Several other Aḥaronim likewise permit abortion even when there is no danger to the mother’s life. For example, R. Shneur Zalman Fradkin of Lublin notes that there is disagreement about whether abortion is a Torah prohibition or a rabbinic one, but concludes that even if it is a Torah prohibition, abortion is permitted to protect the health and well-being of the mother, even if her life is not in danger (Responsa Torat Ḥesed, EH 42). R. Ben-Zion Meir Ḥai Uziel permitted an abortion for a woman who the doctors believed would become deaf if she were to carry her pregnancy to term. He considered avoiding deafness to be a great need, as losing her hearing is more degrading for her than it is for the executed woman in Arakhin 7a to lose her fetus (Mishpetei Uziel ḤM 4:46). R. Yeḥiel Yaakov Weinberg is also among those who are inclined to be lenient, since the majority of Rishonim do not believe that a fetus is considered a living human being (Seridei Esh, ḤM §162).
Some say that the entire prohibition of abortion is rabbinic. R. Fradkin explains this to be the opinion of Tosafot (to Nidda 44b), Ran, and Raavad. R. Waldenberg arrives at a similar conclusion, based on several Aḥaronim (Tzitz Eliezer 8:36). They apparently maintain that the principle under which “nothing is permitted to a Jew but prohibited to a non-Jew” is upheld even when the prohibition on non-Jews is from the Torah and the prohibition on Jews is rabbinic. In any case, if the prohibition of abortion for Jews is rabbinic, then clearly in cases of great need, it can be permitted.
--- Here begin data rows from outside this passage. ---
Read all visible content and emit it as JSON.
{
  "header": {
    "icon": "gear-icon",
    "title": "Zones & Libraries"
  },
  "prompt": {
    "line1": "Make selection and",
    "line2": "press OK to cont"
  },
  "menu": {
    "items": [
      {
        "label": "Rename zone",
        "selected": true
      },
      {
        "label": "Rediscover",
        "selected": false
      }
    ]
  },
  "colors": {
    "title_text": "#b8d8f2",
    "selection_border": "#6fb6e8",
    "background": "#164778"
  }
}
In my opinion, it must be that the prohibition of abortion for non-Jews, like the prohibition for Jews, is not an offshoot of murder, but is forbidden as an act of injury (ḥavala, as Ḥavot Ya’ir maintains) or destruction (hashḥata, as Maharit argues). Even though the prohibition is derived from a verse dealing with murder (“Whoever sheds the blood of a person in a person”), this means that it is a safeguard against murder, but is itself an act of injury or destruction.
Waldenberg deals extensively with the issue of abortion and concludes, based on several basic principles, that abortion is permissible when there is a great need (Responsa Tzitz Eliezer 7:48; 8:36; 9:51:3; 14:100-101). My rabbi and teacher R. Shaul Yisraeli writes similarly in Amud Ha-yemini §32. R. Yisraeli was once consulted about a case where there was a 25 percent chance that the fetus was abnormal. R. Yisraeli could not bring himself to permit the abortion. However, R. Zvi Yehuda Kook, who heard about the intense worry and pain of the couple involved, permitted the abortion in practice, based on what R. Yisraeli had written. My rabbi and teacher R. Avraham Shapira was inclined to agree with R. Zvi Yehuda. (At first, he told me to broadcast on my Halakha Corner radio program that if a woman is carrying a fetus suffering from Down syndrome, the couple may present the question to a rabbi known to rule permissively in such a case. Later, I heard that he himself ruled permissively.)